MAILED: May 19, 1998|
EAU CLAIRE -- Chris Carr had planned to hang around Eau Claire for a few months after he graduates from the University of Wisconsin-Eau Claire in December. He hoped to work part-time at the Eau Claire Leader-Telegram and then go to Europe with his buddies for a month of traveling before looking for full-time work.Instead, Carr will spend the weeks following his graduation in The Washington Post newsroom followed by a three-month stint as a reporter for the Milwaukee Journal Sentinel.
"I kept thinking that this has got to be a dream," Carr said of learning that he is the first recipient of the Ann Devroy Memorial Scholarship. "I went from hoping to get a part-time job at the L-T to opportunities at the Post and Journal Sentinel."
Ann Devroy was a graduate of UW-Eau Claire's journalism program who went on to become The Washington Post's top White House reporter. When Devroy died last fall at the age of 49, her family, friends and Post colleagues decided to honor her by establishing a journalism scholarship at UW-Eau Claire.
Scholarship recipients receive $1,000, a three-week fellowship at The Washington Post and a three-month internship at a major daily newspaper in Wisconsin.

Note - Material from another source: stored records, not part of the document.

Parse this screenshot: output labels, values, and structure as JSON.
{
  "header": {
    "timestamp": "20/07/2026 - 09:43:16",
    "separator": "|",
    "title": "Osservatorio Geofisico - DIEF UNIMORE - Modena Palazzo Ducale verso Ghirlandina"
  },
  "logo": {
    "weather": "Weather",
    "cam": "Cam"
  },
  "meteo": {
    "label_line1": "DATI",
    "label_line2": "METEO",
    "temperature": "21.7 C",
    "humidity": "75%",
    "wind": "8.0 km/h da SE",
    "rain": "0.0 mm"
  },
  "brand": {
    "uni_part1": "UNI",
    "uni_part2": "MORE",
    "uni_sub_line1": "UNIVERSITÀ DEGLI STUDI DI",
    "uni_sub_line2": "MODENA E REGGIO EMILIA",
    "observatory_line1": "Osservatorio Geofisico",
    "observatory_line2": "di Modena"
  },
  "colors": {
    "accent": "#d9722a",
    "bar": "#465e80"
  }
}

Carr, a senior journalism major from Eden Prairie, Minn., was introduced as the first recipient during a Forum presentation honoring Devroy. David S. Broder, a national columnist for the Post, Milton Coleman, deputy managing editor of the Post, and Mark Matthews, Devroy's husband and a reporter for the Baltimore Sun, all spoke during the May 6 forum.
"I saw a lot of what I want to be in Ann," Carr said of the stories he's read and heard about Devroy. "By getting this fellowship, I feel like it's pointing me in the right direction. She is everything that everyone who goes into this business hopes to be. I figured a good way to start trying to be like her was to give applying for this scholarship a shot."
Among Devroy's traits that he most wants to imitate was her ability to grab on to a story and not let go until she was satisfied the whole story had been told, Carr said. The fact that colleagues such as Broder and Coleman took the time to spend a day or two at UW-Eau Claire is indication of the admiration they had for Devroy, Carr said.
"You could tell the impact she made on them because it was obvious that at the drop of a hat they would have done anything anyone asked in order to be there for Ann," Carr said, noting that Coleman and Matthews spent most of the day following the forum meeting with UW-Eau Claire journalism students.
The fact that Devroy - a native of Green Bay and a graduate of UW-Eau Claire - went on to become one of the most respected and feared journalists in Washington, D.C., is something he intends to hold onto as he makes his way in the newspaper business, Carr said. If anyone tries to discourage him because his background doesn't match theirs in terms of prestigious, Carr said he intends to point to Devroy as an example of someone with a similar background who made it to the top of her profession.
While Carr is sure he wants a career in journalism, he has yet to decide if he wants to work in sports or news. He's done both at UW-Eau Claire's student newspaper the Spectator and he's been a part-time sports reporter for the Eau Claire Leader-Telegram for two years.
"Whether it's sports or news, what I really like is telling stories about people," said Carr, who will spend his summer as an intern for the Copley News Service in Chicago. "I'm a curious person; it's my instinct to be noisy about other people and their stories."
During his time at the Post, Carr said he hopes to get a feel for what it's like to work in a large metropolitan newsroom. Mostly he will be shadowing Post reporters and helping out on an as-needed basis, he said. At the Journal Sentinel, he has been told he will be doing more writing.
"I plan to come in early and stay late so I can soak it all in," Carr said of the opportunities that have come his way.
Janice B. Wisner
UW-Eau Claire News Bureau
Updated: May 19, 1998